The 1992 Sugar Bowl: Where Notre Dame belonged against Florida even more than Cheerios

Tyler James
South Bend Tribune

Notre Dame fans of a certain age had Cheerios on their mind Tuesday morning, even if that wasn't their breakfast of choice.

When Notre Dame announced a home-and-home series with Florida for 2031 and 2032, recollections of the 1992 Sugar Bowl matchup between the two teams quickly followed.

The only previous meeting between the two football programs became known as The Cheerios Bowl by the Irish fan base. That's because Notre Dame head coach Lou Holtz shared a joke with his team that a waiter apparently made to him at Notre Dame's expense.

"What’s the difference between Cheerios and Notre Dame?" the joke went. "Cheerios belong in a bowl."

Critics argued that No. 18 Notre Dame (9-3) shouldn't have been granted a spot in the Sugar Bowl against No. 3 Florida (10-1). Then the Irish proved them wrong with a 39-28 upset win.

Notre Dame running back Jerome Bettis led Notre Dame with three touchdowns and Irish safety Rod Smith finished with 18 tackles.

Here are some of the highlights from the Tribune's coverage of the 1992 Sugar Bowl in New Orleans, followed by PDFs of the three pages that featured the Irish victory in the Jan. 2, 1992 edition of the newspaper.

Proving they belong

From Al Lesar's game story "Irish leave Gators green":

Mission accomplished.

Winning a football game was among Notre Dame's priorities Wednesday night.

Restoring pride in a ransacked defense and proving its worthiness to be matched against No. 3 Florida in the Sugar Bowl were also high on the list.

Then three touchdown runs in less than three minutes in the fourth quarter by Jerome Bettis sealed a stunning 39-28 Irish victory over the Gators.

The win proved Notre Dame was worthy and allowed the Irish to complete their season at 10-3, and it was an appropriate "in your face" for critics around the country and those thousands clad in orange and blue in the Louisiana Superdome.

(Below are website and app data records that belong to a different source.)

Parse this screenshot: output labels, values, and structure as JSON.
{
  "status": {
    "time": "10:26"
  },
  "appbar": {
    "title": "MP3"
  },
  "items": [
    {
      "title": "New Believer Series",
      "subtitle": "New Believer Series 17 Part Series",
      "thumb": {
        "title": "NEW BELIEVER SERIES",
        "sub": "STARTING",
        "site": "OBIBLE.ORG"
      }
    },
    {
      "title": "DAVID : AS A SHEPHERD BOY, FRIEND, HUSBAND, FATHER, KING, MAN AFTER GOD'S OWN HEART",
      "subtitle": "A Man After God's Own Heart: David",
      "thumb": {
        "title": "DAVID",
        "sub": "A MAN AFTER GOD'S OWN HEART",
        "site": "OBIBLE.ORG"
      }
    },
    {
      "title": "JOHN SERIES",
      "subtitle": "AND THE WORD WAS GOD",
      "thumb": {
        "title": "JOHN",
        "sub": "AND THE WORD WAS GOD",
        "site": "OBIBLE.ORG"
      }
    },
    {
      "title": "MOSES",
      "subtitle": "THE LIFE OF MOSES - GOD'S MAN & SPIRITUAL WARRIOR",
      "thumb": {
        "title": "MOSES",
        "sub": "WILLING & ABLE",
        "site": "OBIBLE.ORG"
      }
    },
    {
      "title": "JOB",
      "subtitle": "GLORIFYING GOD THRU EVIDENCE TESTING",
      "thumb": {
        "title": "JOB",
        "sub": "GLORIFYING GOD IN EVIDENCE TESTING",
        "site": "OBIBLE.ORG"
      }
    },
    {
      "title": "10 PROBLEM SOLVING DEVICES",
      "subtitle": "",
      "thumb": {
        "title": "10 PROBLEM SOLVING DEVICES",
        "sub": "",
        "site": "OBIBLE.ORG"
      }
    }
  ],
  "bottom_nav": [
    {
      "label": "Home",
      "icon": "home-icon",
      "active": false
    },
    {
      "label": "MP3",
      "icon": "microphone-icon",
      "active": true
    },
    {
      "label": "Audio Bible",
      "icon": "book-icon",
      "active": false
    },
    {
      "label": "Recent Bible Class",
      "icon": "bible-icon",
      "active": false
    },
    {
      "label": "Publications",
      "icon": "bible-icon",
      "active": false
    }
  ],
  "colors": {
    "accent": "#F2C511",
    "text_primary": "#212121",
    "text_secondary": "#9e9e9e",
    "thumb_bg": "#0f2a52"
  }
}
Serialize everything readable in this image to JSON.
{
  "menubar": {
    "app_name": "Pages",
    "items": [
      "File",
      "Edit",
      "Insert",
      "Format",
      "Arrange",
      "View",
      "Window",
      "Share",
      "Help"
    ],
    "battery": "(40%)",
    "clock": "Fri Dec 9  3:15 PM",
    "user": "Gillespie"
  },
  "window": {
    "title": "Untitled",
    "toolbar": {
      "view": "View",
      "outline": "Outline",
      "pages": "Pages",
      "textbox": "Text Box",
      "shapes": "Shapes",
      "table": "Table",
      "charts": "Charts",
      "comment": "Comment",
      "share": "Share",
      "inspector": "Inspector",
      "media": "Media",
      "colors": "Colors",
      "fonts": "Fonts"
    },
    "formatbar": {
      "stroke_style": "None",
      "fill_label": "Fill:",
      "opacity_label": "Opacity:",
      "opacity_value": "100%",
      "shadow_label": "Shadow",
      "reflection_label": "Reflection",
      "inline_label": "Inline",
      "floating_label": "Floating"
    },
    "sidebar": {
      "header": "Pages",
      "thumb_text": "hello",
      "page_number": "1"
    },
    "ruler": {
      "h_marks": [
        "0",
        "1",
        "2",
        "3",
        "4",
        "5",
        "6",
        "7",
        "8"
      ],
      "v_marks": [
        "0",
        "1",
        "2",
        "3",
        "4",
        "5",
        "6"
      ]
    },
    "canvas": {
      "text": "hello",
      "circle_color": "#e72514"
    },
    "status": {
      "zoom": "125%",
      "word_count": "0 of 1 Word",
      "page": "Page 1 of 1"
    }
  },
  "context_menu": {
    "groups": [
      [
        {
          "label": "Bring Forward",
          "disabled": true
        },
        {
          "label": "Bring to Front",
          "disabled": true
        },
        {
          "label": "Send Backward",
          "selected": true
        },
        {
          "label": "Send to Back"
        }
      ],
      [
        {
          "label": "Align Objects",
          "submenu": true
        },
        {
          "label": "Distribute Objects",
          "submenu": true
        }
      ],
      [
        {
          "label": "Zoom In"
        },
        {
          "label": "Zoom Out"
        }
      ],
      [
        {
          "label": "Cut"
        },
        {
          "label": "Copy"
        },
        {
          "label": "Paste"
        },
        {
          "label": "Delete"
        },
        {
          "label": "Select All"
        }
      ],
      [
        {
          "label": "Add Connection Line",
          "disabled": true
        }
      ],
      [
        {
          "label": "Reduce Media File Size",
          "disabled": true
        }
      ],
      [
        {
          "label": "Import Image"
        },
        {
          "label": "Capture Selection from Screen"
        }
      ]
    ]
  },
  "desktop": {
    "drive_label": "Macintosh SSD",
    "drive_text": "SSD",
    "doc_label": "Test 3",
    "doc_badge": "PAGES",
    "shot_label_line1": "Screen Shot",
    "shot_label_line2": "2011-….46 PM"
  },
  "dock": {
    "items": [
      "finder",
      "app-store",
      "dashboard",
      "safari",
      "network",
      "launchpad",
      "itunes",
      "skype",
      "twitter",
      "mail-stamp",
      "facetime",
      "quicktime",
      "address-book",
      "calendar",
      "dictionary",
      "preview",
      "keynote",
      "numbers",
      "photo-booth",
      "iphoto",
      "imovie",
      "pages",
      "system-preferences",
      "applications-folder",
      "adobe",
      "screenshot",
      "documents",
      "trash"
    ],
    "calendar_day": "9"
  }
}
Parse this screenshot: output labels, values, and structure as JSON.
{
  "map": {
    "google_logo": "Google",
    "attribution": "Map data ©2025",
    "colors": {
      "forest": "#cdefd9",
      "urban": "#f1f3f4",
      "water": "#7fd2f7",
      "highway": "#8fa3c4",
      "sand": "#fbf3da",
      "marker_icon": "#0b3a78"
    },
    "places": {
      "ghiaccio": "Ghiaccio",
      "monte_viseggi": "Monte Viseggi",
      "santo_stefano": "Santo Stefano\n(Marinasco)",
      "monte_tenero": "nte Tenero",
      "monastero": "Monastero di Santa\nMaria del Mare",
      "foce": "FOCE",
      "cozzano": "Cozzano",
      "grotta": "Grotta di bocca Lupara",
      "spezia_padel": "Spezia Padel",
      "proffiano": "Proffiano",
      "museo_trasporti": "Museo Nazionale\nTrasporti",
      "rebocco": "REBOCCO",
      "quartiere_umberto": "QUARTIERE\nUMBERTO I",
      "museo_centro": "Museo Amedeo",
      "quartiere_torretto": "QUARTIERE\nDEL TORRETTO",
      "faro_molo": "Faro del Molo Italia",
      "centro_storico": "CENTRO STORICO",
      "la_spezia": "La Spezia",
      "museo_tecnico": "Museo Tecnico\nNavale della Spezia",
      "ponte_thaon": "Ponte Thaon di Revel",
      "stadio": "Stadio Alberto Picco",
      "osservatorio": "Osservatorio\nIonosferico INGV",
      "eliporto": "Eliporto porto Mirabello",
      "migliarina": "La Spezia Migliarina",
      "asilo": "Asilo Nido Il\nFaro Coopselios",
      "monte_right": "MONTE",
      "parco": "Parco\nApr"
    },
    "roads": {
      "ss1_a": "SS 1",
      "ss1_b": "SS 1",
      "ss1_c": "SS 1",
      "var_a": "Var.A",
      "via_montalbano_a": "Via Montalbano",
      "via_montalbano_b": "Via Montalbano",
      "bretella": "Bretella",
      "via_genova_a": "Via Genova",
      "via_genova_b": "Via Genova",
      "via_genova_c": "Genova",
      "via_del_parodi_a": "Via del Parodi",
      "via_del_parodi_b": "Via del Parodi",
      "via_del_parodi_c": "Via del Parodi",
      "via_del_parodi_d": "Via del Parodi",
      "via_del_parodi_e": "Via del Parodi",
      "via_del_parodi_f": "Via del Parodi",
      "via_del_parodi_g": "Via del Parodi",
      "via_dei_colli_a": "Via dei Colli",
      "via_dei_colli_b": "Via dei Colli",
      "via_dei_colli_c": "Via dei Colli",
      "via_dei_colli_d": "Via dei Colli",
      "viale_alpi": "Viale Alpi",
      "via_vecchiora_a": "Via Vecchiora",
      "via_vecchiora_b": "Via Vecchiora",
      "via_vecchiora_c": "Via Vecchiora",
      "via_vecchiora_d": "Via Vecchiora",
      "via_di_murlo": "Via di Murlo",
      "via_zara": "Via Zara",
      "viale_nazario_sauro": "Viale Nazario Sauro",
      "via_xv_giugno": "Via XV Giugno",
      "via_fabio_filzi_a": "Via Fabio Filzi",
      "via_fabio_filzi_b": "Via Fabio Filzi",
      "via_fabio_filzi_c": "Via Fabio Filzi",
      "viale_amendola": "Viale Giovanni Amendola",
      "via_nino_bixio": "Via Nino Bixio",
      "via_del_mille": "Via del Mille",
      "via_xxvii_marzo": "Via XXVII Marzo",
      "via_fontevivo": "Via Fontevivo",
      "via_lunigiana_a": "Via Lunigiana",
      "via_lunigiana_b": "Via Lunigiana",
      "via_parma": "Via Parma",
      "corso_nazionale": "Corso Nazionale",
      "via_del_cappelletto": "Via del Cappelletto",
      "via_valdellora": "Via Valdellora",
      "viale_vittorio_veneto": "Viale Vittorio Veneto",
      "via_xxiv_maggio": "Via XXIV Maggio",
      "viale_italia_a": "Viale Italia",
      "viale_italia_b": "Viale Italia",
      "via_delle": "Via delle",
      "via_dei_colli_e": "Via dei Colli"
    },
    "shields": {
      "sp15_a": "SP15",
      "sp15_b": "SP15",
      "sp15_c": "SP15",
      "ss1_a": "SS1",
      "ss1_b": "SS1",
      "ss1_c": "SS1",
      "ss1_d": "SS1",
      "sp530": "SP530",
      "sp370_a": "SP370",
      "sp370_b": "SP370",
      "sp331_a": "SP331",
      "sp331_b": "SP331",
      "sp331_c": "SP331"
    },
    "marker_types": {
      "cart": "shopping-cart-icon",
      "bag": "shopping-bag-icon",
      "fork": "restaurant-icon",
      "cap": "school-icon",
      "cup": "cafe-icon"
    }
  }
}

The win also moved the Irish up from No. 18 to 13 in the final Associated Press poll.

The Irish changed their luck and their color scheme. Head coach Lou Holtz surprised the crowd of 76,447, millions more on television and even a few of his own players by unveiling new jerseys — white with green numerals — and green socks before the game.

Quieting the Gator chomp

From Bill Moor's column "N.D. line bites back at Gators" on the Irish victory:

Notre Dame offensive guard Mirko Jurkovic had seen the jaws of the Gator close one too many times.

The whole week leading up to the Sugar Bowl, Florida Gator fans were slamming their hands together like the jaws on an alligator with an appetite.

"I got so sick of seeing that from Florida fans," said Jurkovic. "Even little babies in carriages were doing it."

Smith corrals Gators

From David Haugh's story "Top tackler Rod Smith won't let this one get away":

Dazed, damaged and slightly delirious, Rod Smith managed an ear-to-ear grin.

"I'm ecstatic," the Irish strong safety beamed after Notre Dame's convincing 39-28 Sugar Bowl victory in the Louisiana Superdome.

"I was knocked around a bit, and actually I'm a little dizzy right now. But I feel real good about what happened out here."

What happened was Notre Dame's defense tightened the screws inside the 20-yard line and in the second half against a lethal Florida offense. What happened was Smith kept himself busy corralling Gator long enough to lead Notre Dame in tackles with a whopping 18.

Smith expressed surprise that he registered so many tackles. But that was modesty and emotion talking louder than his aching muscles.

"I'm 174 pounds trying to make those tackles," the senior said. "I think that's a bad thing for me physically."

The front page of the South Bend Tribune sports section on Jan. 2, 1992.